Things that you normally don’t have have to wear before you have reached the retirement age. Or to speak with Cure Girl Lolly’s words: “With a sci you sometimes have to wear things that you dont want to be seen dead in.”mutandoni_di_Bridget_Jones

There are more reasons why we can’t buy what we really like to wear : Clothes need to be elastic, because we can’t stand up to pull everything up.

In the streets you probably see many girls in those maxi dresses. They are nice, but if you don’t take enough attention, half of your dress rolls into your wheels in no time.

What about the size of sweaters and tops? It’s not always possible to buy things in a small size, because your arms can be too big from rolling around every day.

There is one really important point i want to share with all of you: We always need to be sure that our clothes don’t give us pressore sores, because we don’t want to spend most of our time in bed waiting for a wound to heal.

That’s why i cut off the pockets of my new jeans, before wearing them. One red mark can become a terrible wound. At the moment one of the cure girls is recovering from a sore and i think that this is one of the worst complications of a spinal cord injury.

I’m “glad” that leggings are still fashionable, especially in combination with a nice short dress. It’s the best clothing article for girls with a spinal cord injury. And I guess they are okay, as long as you don’t wear white ones 😦

To be continued

Cure Girl Maaike

There would be no more days like that

rainbow

Five years have passed. I remember it like it was today. Seeing her euphoric waking up as if she knew that those were her last steps.

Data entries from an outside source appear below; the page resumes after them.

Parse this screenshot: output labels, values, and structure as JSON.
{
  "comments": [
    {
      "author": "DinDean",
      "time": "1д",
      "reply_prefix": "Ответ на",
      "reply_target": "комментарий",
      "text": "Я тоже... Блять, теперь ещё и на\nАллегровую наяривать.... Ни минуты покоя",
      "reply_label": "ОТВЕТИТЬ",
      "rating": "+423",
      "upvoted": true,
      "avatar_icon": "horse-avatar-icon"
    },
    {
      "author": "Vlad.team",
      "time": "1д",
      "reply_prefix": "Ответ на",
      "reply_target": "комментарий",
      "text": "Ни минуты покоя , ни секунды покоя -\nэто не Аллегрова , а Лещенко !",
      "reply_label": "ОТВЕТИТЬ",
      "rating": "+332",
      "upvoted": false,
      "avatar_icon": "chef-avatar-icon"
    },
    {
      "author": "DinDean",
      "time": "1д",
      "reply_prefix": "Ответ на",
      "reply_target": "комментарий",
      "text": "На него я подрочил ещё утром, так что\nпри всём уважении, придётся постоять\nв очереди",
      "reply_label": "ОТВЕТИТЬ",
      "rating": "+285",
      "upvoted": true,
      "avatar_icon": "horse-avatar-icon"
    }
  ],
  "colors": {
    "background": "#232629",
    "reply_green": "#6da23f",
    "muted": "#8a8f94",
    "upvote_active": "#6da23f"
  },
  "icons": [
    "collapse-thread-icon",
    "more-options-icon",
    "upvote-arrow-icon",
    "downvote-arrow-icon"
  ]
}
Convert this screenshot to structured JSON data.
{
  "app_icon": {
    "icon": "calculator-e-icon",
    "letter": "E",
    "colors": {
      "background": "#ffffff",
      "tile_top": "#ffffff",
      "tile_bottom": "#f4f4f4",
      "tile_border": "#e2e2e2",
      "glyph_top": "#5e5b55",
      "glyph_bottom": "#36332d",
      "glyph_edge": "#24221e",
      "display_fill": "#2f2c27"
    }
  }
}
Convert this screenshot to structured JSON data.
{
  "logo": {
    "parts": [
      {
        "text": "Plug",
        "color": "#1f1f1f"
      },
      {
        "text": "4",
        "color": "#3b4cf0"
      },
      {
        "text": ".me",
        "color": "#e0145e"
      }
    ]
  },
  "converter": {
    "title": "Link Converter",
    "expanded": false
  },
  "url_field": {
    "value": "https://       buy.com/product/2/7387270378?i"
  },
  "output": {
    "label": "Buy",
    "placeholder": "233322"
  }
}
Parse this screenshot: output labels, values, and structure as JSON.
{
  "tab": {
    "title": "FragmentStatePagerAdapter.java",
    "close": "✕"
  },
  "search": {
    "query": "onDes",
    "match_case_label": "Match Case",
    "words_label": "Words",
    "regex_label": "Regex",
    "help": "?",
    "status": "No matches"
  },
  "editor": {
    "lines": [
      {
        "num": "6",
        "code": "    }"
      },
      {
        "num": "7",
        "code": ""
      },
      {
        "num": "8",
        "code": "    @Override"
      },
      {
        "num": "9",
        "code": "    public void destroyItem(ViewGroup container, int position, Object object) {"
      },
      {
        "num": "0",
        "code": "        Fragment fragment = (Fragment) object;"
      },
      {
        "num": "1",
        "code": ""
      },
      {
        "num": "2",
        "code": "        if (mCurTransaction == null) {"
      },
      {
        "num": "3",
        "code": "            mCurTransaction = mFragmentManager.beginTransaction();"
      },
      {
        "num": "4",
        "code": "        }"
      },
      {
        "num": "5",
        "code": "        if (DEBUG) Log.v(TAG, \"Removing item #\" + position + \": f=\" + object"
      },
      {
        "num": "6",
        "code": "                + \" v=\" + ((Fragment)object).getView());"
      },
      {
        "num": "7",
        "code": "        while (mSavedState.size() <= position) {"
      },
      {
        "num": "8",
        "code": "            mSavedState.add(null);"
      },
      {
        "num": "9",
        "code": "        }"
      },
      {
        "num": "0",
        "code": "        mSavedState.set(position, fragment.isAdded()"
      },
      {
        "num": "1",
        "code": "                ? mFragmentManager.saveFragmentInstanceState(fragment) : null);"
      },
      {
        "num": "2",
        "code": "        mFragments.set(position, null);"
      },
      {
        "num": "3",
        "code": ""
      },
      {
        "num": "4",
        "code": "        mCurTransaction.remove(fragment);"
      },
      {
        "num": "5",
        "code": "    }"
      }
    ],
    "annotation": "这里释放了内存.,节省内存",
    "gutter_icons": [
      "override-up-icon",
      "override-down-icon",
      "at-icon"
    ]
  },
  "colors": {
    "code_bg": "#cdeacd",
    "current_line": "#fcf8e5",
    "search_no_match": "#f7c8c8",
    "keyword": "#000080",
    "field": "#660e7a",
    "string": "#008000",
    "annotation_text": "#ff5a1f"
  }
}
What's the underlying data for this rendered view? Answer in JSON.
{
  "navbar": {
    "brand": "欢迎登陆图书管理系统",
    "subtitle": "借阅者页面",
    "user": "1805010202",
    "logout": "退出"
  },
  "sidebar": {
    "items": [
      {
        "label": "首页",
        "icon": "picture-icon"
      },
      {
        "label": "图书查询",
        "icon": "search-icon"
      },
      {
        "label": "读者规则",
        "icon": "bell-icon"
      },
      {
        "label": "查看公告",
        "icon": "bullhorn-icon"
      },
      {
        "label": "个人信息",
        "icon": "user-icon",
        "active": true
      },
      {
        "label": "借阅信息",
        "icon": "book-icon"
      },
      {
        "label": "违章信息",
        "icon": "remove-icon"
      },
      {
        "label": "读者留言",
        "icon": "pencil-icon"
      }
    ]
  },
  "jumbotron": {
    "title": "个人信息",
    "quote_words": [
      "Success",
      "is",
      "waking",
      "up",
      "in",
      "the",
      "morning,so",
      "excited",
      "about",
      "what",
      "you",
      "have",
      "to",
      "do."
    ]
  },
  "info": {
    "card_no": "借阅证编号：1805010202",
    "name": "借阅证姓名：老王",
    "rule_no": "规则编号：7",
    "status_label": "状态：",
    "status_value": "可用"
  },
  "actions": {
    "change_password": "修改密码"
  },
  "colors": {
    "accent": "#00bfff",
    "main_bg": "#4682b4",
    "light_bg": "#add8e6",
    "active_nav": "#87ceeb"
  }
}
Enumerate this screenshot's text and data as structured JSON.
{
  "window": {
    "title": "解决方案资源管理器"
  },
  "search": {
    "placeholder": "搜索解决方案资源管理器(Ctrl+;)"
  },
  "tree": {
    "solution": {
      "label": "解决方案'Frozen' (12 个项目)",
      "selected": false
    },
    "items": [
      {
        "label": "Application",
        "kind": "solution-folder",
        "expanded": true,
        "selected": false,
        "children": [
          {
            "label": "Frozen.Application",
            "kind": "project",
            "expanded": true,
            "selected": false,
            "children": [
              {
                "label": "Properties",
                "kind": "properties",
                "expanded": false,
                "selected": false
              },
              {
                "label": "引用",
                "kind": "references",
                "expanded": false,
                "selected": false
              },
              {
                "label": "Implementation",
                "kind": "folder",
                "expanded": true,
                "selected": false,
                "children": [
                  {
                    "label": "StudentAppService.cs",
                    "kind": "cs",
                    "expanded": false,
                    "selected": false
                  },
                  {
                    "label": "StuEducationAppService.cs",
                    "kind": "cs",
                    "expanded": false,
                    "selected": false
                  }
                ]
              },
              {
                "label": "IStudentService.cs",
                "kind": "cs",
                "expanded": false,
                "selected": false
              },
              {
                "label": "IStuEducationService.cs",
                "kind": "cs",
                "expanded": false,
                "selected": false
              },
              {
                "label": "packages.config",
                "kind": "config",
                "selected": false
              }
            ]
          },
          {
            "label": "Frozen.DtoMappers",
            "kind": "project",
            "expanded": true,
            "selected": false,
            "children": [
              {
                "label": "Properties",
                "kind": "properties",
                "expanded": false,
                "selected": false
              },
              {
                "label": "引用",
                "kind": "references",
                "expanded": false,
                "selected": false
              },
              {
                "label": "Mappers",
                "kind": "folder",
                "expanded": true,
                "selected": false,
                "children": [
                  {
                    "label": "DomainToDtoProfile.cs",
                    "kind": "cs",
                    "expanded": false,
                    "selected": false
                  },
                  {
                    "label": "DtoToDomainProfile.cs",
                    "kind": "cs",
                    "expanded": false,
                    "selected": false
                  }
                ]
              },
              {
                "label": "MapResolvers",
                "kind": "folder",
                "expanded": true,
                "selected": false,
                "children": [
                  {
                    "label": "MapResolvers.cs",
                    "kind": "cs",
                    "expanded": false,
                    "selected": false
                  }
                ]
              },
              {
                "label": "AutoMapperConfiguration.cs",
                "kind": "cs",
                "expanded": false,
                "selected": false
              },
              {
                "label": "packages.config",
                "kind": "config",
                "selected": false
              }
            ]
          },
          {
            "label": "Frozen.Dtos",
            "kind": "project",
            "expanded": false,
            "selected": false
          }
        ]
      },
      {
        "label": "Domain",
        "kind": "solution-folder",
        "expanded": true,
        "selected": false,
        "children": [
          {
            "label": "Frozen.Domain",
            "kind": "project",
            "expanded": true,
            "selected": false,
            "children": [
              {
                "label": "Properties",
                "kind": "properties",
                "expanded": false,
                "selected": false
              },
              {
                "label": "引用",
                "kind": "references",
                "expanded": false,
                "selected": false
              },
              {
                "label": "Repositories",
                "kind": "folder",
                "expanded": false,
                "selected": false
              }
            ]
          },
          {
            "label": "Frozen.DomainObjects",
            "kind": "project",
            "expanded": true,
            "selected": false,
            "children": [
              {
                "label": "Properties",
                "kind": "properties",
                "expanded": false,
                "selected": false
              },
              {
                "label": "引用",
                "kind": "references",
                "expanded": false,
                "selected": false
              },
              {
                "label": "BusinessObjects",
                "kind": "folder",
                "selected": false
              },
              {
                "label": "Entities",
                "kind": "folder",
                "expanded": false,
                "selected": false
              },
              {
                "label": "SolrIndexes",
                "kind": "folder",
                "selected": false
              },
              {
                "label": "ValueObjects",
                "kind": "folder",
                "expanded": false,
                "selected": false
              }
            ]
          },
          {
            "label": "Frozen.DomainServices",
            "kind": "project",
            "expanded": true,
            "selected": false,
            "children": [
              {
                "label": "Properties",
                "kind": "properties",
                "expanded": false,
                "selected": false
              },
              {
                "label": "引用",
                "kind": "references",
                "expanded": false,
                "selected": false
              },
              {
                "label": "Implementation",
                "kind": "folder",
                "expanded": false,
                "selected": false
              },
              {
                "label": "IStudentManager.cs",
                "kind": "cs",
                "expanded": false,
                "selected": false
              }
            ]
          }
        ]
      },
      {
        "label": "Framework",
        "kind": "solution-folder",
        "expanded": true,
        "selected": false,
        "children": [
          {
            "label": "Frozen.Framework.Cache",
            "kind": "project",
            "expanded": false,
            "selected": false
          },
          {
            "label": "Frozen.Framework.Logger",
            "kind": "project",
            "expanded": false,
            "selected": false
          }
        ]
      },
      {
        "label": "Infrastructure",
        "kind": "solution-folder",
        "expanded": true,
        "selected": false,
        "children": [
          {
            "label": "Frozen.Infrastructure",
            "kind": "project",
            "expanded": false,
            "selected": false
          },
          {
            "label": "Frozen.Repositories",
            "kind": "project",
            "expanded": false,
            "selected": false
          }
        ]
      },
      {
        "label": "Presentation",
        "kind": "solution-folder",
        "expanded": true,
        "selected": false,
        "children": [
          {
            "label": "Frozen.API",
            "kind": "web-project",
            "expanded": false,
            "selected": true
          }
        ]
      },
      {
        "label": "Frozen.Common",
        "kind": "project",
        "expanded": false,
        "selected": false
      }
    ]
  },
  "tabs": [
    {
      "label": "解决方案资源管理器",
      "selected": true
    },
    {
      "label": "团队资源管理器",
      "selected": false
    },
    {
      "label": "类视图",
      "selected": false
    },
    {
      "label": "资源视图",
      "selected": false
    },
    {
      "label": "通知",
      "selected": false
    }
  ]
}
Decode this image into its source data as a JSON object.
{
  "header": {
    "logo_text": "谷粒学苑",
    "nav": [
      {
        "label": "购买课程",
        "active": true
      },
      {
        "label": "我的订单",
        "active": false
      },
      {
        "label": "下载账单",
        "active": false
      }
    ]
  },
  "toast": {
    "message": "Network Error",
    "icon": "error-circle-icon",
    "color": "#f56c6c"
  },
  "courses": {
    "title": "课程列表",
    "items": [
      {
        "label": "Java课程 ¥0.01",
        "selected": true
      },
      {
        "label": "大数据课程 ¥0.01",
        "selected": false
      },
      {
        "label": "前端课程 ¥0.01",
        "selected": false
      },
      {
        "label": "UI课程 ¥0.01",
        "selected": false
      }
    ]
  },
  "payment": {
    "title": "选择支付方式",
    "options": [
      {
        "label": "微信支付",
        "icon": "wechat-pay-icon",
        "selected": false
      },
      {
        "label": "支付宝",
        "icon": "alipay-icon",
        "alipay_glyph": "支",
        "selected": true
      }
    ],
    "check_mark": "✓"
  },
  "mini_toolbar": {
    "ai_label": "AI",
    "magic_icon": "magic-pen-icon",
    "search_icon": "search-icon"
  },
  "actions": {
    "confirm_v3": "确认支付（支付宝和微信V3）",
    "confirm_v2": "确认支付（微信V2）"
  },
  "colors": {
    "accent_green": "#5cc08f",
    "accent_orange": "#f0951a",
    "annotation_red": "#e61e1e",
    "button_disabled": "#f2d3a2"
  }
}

Put on her bikini and fixed her wavy hair that was sun bleached from the beach. She made coffee, woke her friends and explained that it was a beautiful day in May and they should enjoy every sun ray. There would be no more days like that. after that day it would be cold, windy, and cloudy at the beach. That was how she saw the winter. And unbeknownst to her that was how the days would become. Even though the winter was over and spring flourished with the most beautiful colors, in her world everything was translated into black and white. The black from the past that moves away at a speed unjust, detaches from the soul memories without the slightest sense.

Arcobaleno di luciLeaving only a scent of what once was. That one day went. In this body I’m not. I’ll never be. As much as dreams are preserved they try to keep alive part of my essence. There are two lives into one. There are two of me and the biggest challenge in life is dealing with longing for myself. It is the most difficult and most incomprehensible part within a single person. That much I can explain but never understand. Black is the absence of light resting from the mixture of all colors. My rainbow is overshadowed .

I was this: many in one . It was light I wanted. I was in a hurry to live. It now remains white uniting all colors and reflects many light rays but doesn’t absorb any. Showing only it’s maximum clarity : the raw target unknown. Ironically, it has all the colors but can’t be any of them. Be everything and nothing at the same time in the same body. Black, shapeless, and flawed is the most perfect translation of what I was. Today my raw form consists of everything but only reflects what you see in me.

Cure Girl Sabrina

“Love” after Spinal Cord Injury

WE WANT TO BREAK FREE

How do I feel when you’re near me, my love? My heart is beating and my mind thinks about how it would be nice to make love with you. But then what?

You move closer to me and kiss me. I wish that I could be free to move but I can’t.

While every other woman would let go, my mind screams: “Hope my bladder doesn’t leak and face embarrassment. Uhm.. I have to stop him and tell him I have to catheterize first but I should expect to undress me before?”.

It is humiliating and isn’t sexy.

Then I try to convince myself: “We’ll just have to get used to the idea if we want to stay together”.

Passion? My passion is blurred, all my mind can do is worry. I don’t feel anything…Not even a caress… I hate it that I can’t even feel my partner’s hands caressing my skin.

A Cure Girl in Love

Why not?

Why not?

There are those who look at things the way they are, and ask: “Why?”

 I dream of things that never were, and ask: “Why not?”

Robert Kennedy